You had an Abnormal Pap Smear, Now What?
You recently went to the doctor and got a call afterwards saying that you had an abnormal pap smear. Now what? Don’t panic.
Here’s some useful information about what to do when you have had an abnormal pap smear.
“Finding out that your Pap smear results have come back ‘abnormal’ can cause a lot of anxiety for patients,” explains OBGYN Katharine White, MD, “but we don’t want patients to panic, because this does not automatically mean that you have cancer.”
Most abnormal Pap smear results are not caused by cancer, but instead are caused by human papillomavirus (HPV), a very common sexually transmitted infection. These abnormal cells will usually go away on their own, but they’re more likely to stick around in women who smoke or who have an impaired immune system. Other less common causes of abnormal Pap smear results include other sexually transmitted infections such as herpes or trichomonas, vaginal infections caused by bacteria or yeast, or being post-menopausal.
So, now what? First, talk with your doctor about next steps.
You may need more tests to determine what exactly is causing cells to be abnormal. One test you may need is a colposcopy which looks at the cervix through a microscope. During the colposcopy, you will probably have a biopsy, where a small sample of the cervix is removed to be tested further. Or you may just need to be monitored and have another pap smear in a few months.
“We encourage women to schedule their regular pap smears so that they may be proactive about their health,” adds Dr. White. In cases when cancer is discovered, the survival rate for cervical cancer is very high when it is detected early. “The most important thing to know about an abnormal pap test is that as long as you follow up with all of the recommended testing, you’re not likely to develop cancer.”
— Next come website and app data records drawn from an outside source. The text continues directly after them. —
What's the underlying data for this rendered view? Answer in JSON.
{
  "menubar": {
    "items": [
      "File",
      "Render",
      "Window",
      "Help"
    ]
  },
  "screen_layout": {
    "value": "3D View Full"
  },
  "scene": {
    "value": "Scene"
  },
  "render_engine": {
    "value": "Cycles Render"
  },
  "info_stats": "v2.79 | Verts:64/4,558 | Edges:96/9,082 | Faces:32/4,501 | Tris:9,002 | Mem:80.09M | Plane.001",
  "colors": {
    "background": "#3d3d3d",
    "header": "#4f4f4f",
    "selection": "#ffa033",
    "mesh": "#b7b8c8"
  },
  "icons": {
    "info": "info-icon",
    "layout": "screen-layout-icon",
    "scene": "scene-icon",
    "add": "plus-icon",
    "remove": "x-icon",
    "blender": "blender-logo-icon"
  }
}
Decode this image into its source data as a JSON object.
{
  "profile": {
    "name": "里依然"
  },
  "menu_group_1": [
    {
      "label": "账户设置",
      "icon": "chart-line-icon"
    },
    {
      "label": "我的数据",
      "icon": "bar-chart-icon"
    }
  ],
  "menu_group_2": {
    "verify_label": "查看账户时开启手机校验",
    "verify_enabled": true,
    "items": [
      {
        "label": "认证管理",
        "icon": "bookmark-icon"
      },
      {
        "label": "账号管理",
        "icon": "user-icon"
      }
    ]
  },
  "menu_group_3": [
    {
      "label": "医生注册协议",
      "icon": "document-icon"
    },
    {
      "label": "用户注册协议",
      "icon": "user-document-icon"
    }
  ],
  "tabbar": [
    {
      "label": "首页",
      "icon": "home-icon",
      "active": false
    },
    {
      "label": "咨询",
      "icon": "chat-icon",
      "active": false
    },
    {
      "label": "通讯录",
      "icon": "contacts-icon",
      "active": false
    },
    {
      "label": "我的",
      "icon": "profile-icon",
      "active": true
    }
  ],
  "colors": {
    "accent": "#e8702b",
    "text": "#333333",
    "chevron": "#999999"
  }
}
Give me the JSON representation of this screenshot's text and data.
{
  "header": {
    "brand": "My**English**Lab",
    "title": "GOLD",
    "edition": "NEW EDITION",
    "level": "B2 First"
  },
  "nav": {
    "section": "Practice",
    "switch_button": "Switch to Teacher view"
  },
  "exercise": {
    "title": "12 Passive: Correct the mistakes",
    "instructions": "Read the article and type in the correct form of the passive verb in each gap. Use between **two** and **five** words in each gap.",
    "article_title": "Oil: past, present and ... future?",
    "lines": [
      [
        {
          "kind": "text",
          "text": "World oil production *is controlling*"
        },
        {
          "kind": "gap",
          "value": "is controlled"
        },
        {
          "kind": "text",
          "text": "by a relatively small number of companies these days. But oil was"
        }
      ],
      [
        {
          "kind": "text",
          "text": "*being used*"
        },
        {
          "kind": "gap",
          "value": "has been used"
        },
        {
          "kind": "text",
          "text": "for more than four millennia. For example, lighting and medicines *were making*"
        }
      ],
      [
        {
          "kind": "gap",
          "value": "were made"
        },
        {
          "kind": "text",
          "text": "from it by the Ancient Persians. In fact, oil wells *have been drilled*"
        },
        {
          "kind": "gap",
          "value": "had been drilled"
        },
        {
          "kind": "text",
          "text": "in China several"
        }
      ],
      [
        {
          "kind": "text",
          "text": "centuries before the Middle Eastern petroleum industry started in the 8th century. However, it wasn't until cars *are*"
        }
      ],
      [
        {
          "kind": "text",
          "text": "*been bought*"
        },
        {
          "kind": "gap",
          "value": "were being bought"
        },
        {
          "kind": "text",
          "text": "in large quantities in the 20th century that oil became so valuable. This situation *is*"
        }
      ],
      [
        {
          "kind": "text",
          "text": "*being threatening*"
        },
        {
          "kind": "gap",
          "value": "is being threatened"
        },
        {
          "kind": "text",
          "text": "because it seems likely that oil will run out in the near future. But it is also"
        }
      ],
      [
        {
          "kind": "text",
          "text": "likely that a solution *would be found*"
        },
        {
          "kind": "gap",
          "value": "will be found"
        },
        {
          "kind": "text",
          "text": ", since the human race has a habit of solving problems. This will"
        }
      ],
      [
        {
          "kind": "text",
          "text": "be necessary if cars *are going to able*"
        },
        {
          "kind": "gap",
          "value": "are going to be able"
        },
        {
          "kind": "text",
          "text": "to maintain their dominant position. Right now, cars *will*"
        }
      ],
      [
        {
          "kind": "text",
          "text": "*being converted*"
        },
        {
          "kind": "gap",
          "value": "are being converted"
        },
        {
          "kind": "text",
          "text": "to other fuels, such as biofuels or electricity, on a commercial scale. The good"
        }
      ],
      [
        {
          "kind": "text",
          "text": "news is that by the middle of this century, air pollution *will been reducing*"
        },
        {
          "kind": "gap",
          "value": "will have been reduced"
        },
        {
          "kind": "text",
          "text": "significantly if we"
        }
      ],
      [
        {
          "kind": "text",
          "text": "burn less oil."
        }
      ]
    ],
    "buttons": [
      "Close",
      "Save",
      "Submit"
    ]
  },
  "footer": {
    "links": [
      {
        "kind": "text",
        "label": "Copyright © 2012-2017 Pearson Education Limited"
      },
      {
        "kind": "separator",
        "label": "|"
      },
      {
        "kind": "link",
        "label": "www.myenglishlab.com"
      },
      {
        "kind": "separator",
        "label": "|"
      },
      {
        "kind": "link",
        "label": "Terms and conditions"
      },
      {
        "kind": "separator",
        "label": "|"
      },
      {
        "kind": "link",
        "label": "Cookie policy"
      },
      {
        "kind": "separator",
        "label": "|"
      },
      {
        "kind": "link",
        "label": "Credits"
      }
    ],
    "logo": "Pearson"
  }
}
Don’t panic about your abnormal Pap smear results, but do be sure to schedule your follow-up appointments and schedule your regular Pap smear tests.
Schedule a Pap smear with one of our providers by visiting BMC.org/obgyn.